Sanborn said she agreed to be a part of the production even before knowing her role.
“I was just asked to participate, and I love this group of women,” she said. “I’ve been in a lot of plays with them in the past, and I know they’re wonderful actresses; it was a guaranteed good time.”
Bill Taylor is Sean, the only man in the show.
Sean has a lot of history with the ladies, Taylor said. In high school one of the women became pregnant with his child, and in another Williamson play, set 10 years before “Menopause Made Me Do It,” he was kidnapped by them as revenge.
Ten years later, Sean has fallen in love with one of the ladies, and lures them all together to make a play for her heart.
“And hilarity ensues,” Taylor said. “I get beat up, I get drug out of the closet, I get tied up, they gag me and blindfold me, it’s a comedy!”
Taylor said a big appeal of the role was the physicality.

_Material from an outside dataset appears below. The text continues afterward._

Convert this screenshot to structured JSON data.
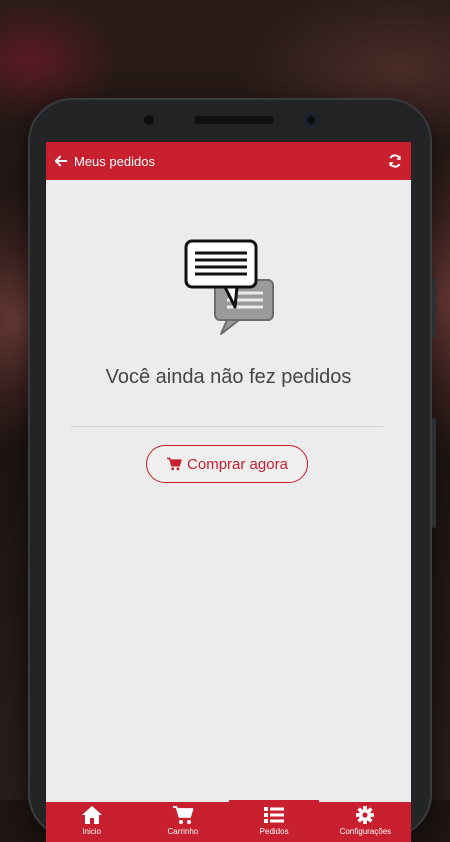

“I don’t have a physical life,” he said. “I sit down and push paper on my desk and argue with people. So it’s fun to get to do stuff like this where I’m sneaking around and getting tied up and knocked unconscious.”
Taylor said he’s worked with the Kenai Performers for seven or eight years, where he has occasionally taken on other very physical roles. He said the biggest was Lord Farquaad in “Shrek,” where he spent almost all of the time on his knees, “aside from one scene where I stood up and tap danced.”
Shirnberg said Williamson “wrote this play to kind of give women a voice when they’re going through the different changes in life.”
Shirnberg said she’s actually communicated with Williamson over email and Facebook.
“We did one of his last year, “The Old Folks Are Revolting,” and he started following our Facebook page,” she said. “He’s very active in the publicity of his events.”
She chose to produce “Menopause Made Me Do It” because it’s written for an older audience.
“We tend to do things for younger audiences,” Shirnberg said. “As we all are aging we are looking for things that not only hold our interests as actors but the community’s interest as the community ages.”
Choosing the play had nothing to do with last year’s production of “The Old Folks Are Revolting,” Shirnberg said, it’s just an interesting coincidence.
The cast being almost entirely women was a major draw, “because we always have more women come out than men,” she said.
Zopf-Schoessler said the play is “just ridiculous.” The playwright wrote the script with his wife while she was going though menopause.
“If you need a laugh and if you’ve ever known anyone who’s gone through menopause, this is the play for you,” she said.
Sanborn said the play would be “very different” than what folks are used to seeing.
“I think it makes light of something that is maybe not the most glorious part of womanhood,” Brewster said.
The play is described as PG-13, because “it has a couple of swears in it.”
“It’s mostly for grown-ups,” Zopf-Schoessler said.
Taylor said he hoped the play will cheer people up.
“We’ve had so much rain lately … If it’s going to be raining, you might as well be inside and see something funny.”
“The world is what it is, and everyone needs a good laugh,” Stein said. “Even if the word menopause scares you, you shouldn’t be scared of us.”
“Come out and support your local arts and we will entertain you,” Shirnberg said.
“Menopause Made Me Do It” is directed by Shirnberg’s daughter Rheaona Shirnberg, and will be shown Friday, Saturday and Sunday for the next three weekends in the Kenai Performers’ black box theater behind Subway on Kalifornsky Beach Road.
Shows will be Sept. 16-18, Sept. 23-25, and Sept. 30-Oct. 2 at 7 p.m. on Fridays and Saturdays and at 2 p.m. on Sundays.
More information can be found at kenaiperformers.org, where tickets can also be purchased for $20.